10. It Grows Around The World: Though Amaranth is considered a native plant of Peru, it is now grown around the world in countries including China, Russia, Thailand, Nigeria and Mexico. It has also become a part of the cuisines of parts of India, Nepal and the African continent. There are even farmers growing it in parts of the United States, including Nebraska and North Dakota.

11. Amaranth Is Good For Your Heart: Several studies have shown that Amaranth could have cholesterol-lowering potential. Amaranth has Phytosterols, which have cholesterol-cutting properties. The fiber and phytonutrients in Amaranth lower blood pressure according to some recent studies. This grain tackles cholesterol, inflammation and blood pressure, making it all around a good food for heart health.

12. It’s A Great Breakfast Option: Amaranth’s tiny grains take on a porridge-like texture when cooked, making it a great option for your first meal of the day. In fact, Amaranth porridge is a traditional breakfast in India, Peru, Mexico and Nepal.

13. It Can Help Keep You Regular: Among its other impressive nutritional stats, Amaranth is also a great source of fibre with 13 grams of dietary fibre per uncooked cup compared to just 2 grams for the same amount of long-grain white rice.

14. Disease Prevention: The anti-inflammatory properties in the peptides and oils of Amaranth can ease pain and reduce inflammation. This is especially important for chronic conditions where inflammation erodes at health, such as diabetes, heart disease and stroke. The same peptides in Amaranth that protect against inflammation may also help prevent Cancer. The antioxidants in this grain may also help protect cells from damage that can lead to cancer. Amaranth may boost immune function according to some studies, thanks to the potent vitamins, minerals, and antioxidants it contains.

15. Prevents Grey Hair: Amaranth helps prevent premature greying, mainly due to the minerals.

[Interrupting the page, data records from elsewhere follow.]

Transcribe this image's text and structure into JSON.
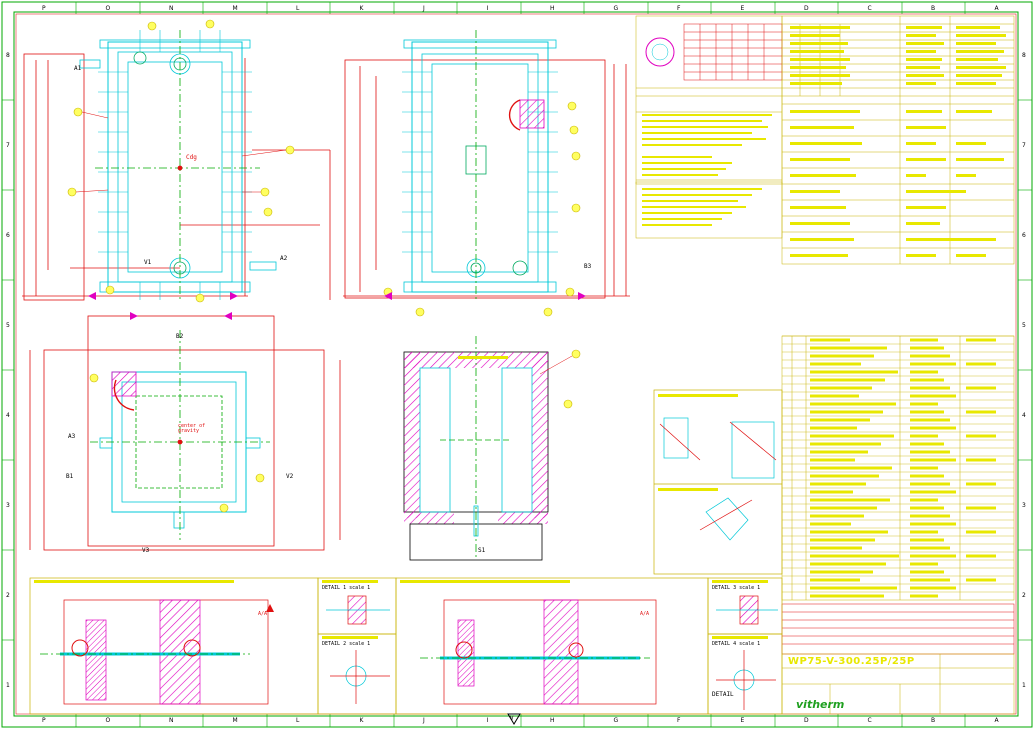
{
  "sheet": {
    "zones_top": [
      "P",
      "O",
      "N",
      "M",
      "L",
      "K",
      "J",
      "I",
      "H",
      "G",
      "F",
      "E",
      "D",
      "C",
      "B",
      "A"
    ],
    "zones_bottom": [
      "P",
      "O",
      "N",
      "M",
      "L",
      "K",
      "J",
      "I",
      "H",
      "G",
      "F",
      "E",
      "D",
      "C",
      "B",
      "A"
    ],
    "rows": [
      "8",
      "7",
      "6",
      "5",
      "4",
      "3",
      "2",
      "1"
    ]
  },
  "annotations": {
    "cog_label": "Cdg",
    "center_gravity": "center of gravity",
    "nozzle_a1": "A1",
    "nozzle_a2": "A2",
    "nozzle_a3": "A3",
    "nozzle_b1": "B1",
    "nozzle_b2": "B2",
    "nozzle_b3": "B3",
    "nozzle_v1": "V1",
    "nozzle_v2": "V2",
    "nozzle_v3": "V3",
    "nozzle_s1": "S1",
    "axis_aa": "A/A",
    "detail_1": "DETAIL 1  scale 1",
    "detail_2": "DETAIL 2  scale 1",
    "detail_3": "DETAIL 3  scale 1",
    "detail_4": "DETAIL 4  scale 1"
  },
  "title_block": {
    "drawing_no": "WP75-V-300.25P/25P",
    "company": "vitherm",
    "detail_label": "DETAIL",
    "v_marker": "V"
  },
  "colors": {
    "frame": "#00aa00",
    "cyan": "#00c8d8",
    "red": "#e01010",
    "magenta": "#e000c0",
    "yellow": "#e0e000",
    "dark": "#000000"
  }
}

Amaranth has a modest amount of oxalic acid. It should be avoided or only moderately used by those with gout, kidney problems, or rheumatoid arthritis.